Here is a photo of Cliff Figallo and
me taken in 1987 at the WELL office in Sausalito. This picture
appeared in the New York Times.
And here is another from that same day that appeared as a full page photo in the Fred Turner book. (Both photos by Kevin Kelly)
In my last year at The WELL, I wrote an essay to share some of what I had learned in my six years as the world's first online community manager. Some details
might be dated, but the principles and higher concepts are as valid now as they were then.
This essay was the first use of the now-common phrase "building online community." Building Online Community.
I was, along with a few other people, the founder of SF
Gate and was its General Manager from January 1995 through
SF Gate was my attempt to help professional journalism maintain its relevance as the digital peer-to-peer revolution advances. SF Gate was the first big city news website in the world. While there my crew and I pioneered a number of innovations, many of which are now standard features on most news web sites.

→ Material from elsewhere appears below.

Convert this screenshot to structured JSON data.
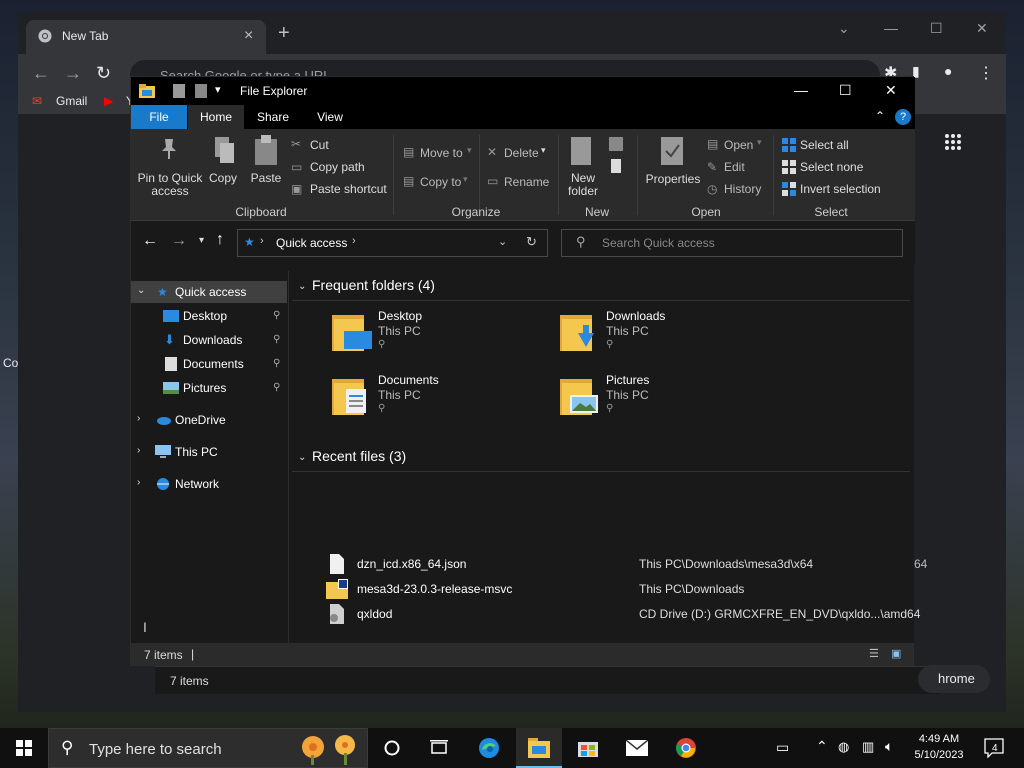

In 2002-3 I was the Development Director for the Electronic Frontier Foundation.
In 2004 and 2005, I set up the US edition of Habbo Hotel, where I was "brojo."
From August 2008 until July 2015 I was the Executive Director of Mendocino County Public Broadcasting and General Manager of FM radio station KZYX and KZYZ, a community-supported public radio station for Mendocino and neighboring counties in northern CA.
From 2016-2021 I was an advisor to a European consulting group, Edgeryders.
Before I got involved with networked computing and new media
I was a carpenter, an auto mechanic, an interstate trucker, and
a farmer. I also played in a few rock and roll bands. I came to
the online world through working and living in various communities,
most notably the Farm in Tennessee. The Farm was a unique and
Back in 1987 Cliff Figallo and I wrote some stories about our experiences there. Excerpts of these stories were printed in Whole Earth Review magazine.
From 1978 through most of 1982 I lived with my family in an urban version of the Farm collective in a big house in Washington DC. This was a very successful urban commune. I also lived for a time in the south Bronx as part of a group that started a free ambulance service as part of the Farm's Plenty organization. My daughter Jennifer was born in that house, which is now a halfway house for unwed mothers.
Here are a couple of pictures from the old Farm days:
Playing in the Homegrown Band in 1972 when I was 21.
With the Farm Motor Pool, in about 1974. We called ourselves the Golden Bolts. I'm in the middle holding the cowboy hat. That hat is how the whole Tex thing got started.
Here is a drawing that was used in an article about the Farm and the WELL from a 1988 issue of Whole Earth Review. I'm the guy on the right, age 23. I had just started up the first truck motor I rebuilt.
Next is a picture of the "Sausalito Bus," my home for much of 1970-72. We were part of the bus Caravan that later went to Tennessee and founded the Farm. As many as ten people at a time lived on this great old 1946 Aerocoach. An incredible odyssey that took us to New England and back before its final parking place in Summertown, TN.
This work is licensed under a Creative Commons License.